We laid our wadding out and placed the frame face down on top of it so that the side with the posts was facing up. Taking it in turns (because it was actually hard work) we then pulled the wadding tightly over it to smooth out the edge of the foam and secured it to the back using the staple gun. Once the wadding was secured we repeated this step with the actual fabric.
This took a fair amount of time and caused more than a little grunting on my part. We found the best way was to pull tightly on the 3 visible edges and then yank with all our might on the bottom edge so that it compressed the foam to the board. It’s kind of hard to explain but hopefully you can see from the picture below what I mean. This taught edge means that the headboard meets the mattress nice and snug.
LOOK HOW DELIGHTED HE IS WITH OUR HANDYWORK!
I paid special attention to the corners and found a way to fold in the fabric so that it was kind of mitred. We cut slits in the wadding and fabric to be able to wrap both around the posts. This but won’t be visible so we weren’t too concerned about how it looked, as long as nothing was poking out! Below you can see how long the posts extend down from the board. We wanted to make the frame as sturdy as possible while making sure it would be flush with the wall. Ideally the posts would go all the way to the floor when the headboard is attached but then they would be hitting the skirting board behind the bed and would angle the board which may cause splintering. (I EVEN SOUND LIKE I KNOW WHAT I’M DOING NOW!)
This is the back of the board and one of the corners. It looks pretty crap but it’s very secure and looks lovely from the front which is the main thing. I also turned under the raw edge of the fabric and stapled that to the board too so we wouldn’t have any fraying.

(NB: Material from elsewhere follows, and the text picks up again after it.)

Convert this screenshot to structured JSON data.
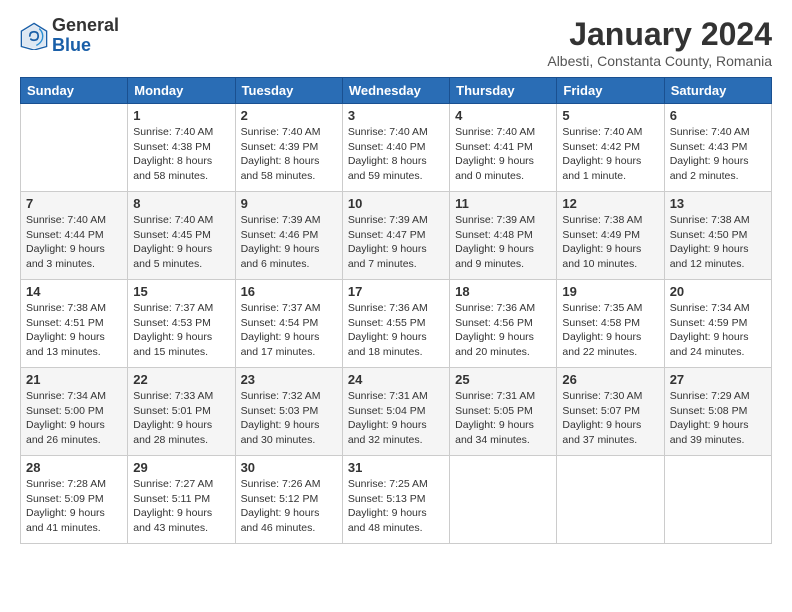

It’s quite the structure once it was attached to the bed, almost imposing, but it definitely completes the room and makes the bed feel even more luxurious! I’m calling our first joint DIY project a success and now I have about 5 bajillion more things that I want to make 🙂 On to the next one!